* MATERIAL FOR THIS TASK:
************

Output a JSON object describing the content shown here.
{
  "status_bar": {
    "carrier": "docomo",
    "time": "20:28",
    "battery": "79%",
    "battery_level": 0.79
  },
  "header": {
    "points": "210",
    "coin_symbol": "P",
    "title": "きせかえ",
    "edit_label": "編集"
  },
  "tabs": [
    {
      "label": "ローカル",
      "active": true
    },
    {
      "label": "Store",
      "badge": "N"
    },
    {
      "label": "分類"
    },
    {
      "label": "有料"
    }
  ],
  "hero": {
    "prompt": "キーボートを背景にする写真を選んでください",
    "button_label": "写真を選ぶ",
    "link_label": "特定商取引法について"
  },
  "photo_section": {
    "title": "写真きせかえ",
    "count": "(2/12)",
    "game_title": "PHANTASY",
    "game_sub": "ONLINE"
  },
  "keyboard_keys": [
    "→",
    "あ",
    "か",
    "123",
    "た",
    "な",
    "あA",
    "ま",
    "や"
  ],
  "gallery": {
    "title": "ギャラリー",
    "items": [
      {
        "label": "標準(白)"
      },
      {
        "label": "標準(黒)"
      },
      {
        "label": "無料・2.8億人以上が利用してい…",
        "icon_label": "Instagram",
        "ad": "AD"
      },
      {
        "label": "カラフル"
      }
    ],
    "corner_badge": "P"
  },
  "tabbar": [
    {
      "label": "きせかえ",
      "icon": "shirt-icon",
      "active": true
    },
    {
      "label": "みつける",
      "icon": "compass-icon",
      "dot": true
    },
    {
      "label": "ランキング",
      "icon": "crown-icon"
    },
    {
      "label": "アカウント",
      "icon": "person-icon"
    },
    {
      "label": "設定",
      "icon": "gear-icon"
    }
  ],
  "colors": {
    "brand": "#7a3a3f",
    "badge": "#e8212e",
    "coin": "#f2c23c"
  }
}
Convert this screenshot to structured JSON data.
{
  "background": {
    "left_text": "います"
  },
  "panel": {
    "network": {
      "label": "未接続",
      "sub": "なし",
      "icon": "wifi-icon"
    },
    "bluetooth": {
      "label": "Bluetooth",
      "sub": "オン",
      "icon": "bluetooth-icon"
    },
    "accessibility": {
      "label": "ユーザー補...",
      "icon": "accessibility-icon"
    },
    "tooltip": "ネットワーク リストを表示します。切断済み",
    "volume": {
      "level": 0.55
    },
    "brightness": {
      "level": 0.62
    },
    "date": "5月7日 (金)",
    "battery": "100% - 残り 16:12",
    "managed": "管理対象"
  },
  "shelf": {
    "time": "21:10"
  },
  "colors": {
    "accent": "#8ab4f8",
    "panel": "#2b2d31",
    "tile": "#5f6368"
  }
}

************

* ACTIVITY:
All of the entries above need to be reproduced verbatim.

* ANSWER TO THE EXERCISE:
Output a JSON object describing the content shown here.
{
  "status_bar": {
    "carrier": "docomo",
    "time": "20:28",
    "battery": "79%",
    "battery_level": 0.79
  },
  "header": {
    "points": "210",
    "coin_symbol": "P",
    "title": "きせかえ",
    "edit_label": "編集"
  },
  "tabs": [
    {
      "label": "ローカル",
      "active": true
    },
    {
      "label": "Store",
      "badge": "N"
    },
    {
      "label": "分類"
    },
    {
      "label": "有料"
    }
  ],
  "hero": {
    "prompt": "キーボートを背景にする写真を選んでください",
    "button_label": "写真を選ぶ",
    "link_label": "特定商取引法について"
  },
  "photo_section": {
    "title": "写真きせかえ",
    "count": "(2/12)",
    "game_title": "PHANTASY",
    "game_sub": "ONLINE"
  },
  "keyboard_keys": [
    "→",
    "あ",
    "か",
    "123",
    "た",
    "な",
    "あA",
    "ま",
    "や"
  ],
  "gallery": {
    "title": "ギャラリー",
    "items": [
      {
        "label": "標準(白)"
      },
      {
        "label": "標準(黒)"
      },
      {
        "label": "無料・2.8億人以上が利用してい…",
        "icon_label": "Instagram",
        "ad": "AD"
      },
      {
        "label": "カラフル"
      }
    ],
    "corner_badge": "P"
  },
  "tabbar": [
    {
      "label": "きせかえ",
      "icon": "shirt-icon",
      "active": true
    },
    {
      "label": "みつける",
      "icon": "compass-icon",
      "dot": true
    },
    {
      "label": "ランキング",
      "icon": "crown-icon"
    },
    {
      "label": "アカウント",
      "icon": "person-icon"
    },
    {
      "label": "設定",
      "icon": "gear-icon"
    }
  ],
  "colors": {
    "brand": "#7a3a3f",
    "badge": "#e8212e",
    "coin": "#f2c23c"
  }
}
Convert this screenshot to structured JSON data.
{
  "background": {
    "left_text": "います"
  },
  "panel": {
    "network": {
      "label": "未接続",
      "sub": "なし",
      "icon": "wifi-icon"
    },
    "bluetooth": {
      "label": "Bluetooth",
      "sub": "オン",
      "icon": "bluetooth-icon"
    },
    "accessibility": {
      "label": "ユーザー補...",
      "icon": "accessibility-icon"
    },
    "tooltip": "ネットワーク リストを表示します。切断済み",
    "volume": {
      "level": 0.55
    },
    "brightness": {
      "level": 0.62
    },
    "date": "5月7日 (金)",
    "battery": "100% - 残り 16:12",
    "managed": "管理対象"
  },
  "shelf": {
    "time": "21:10"
  },
  "colors": {
    "accent": "#8ab4f8",
    "panel": "#2b2d31",
    "tile": "#5f6368"
  }
}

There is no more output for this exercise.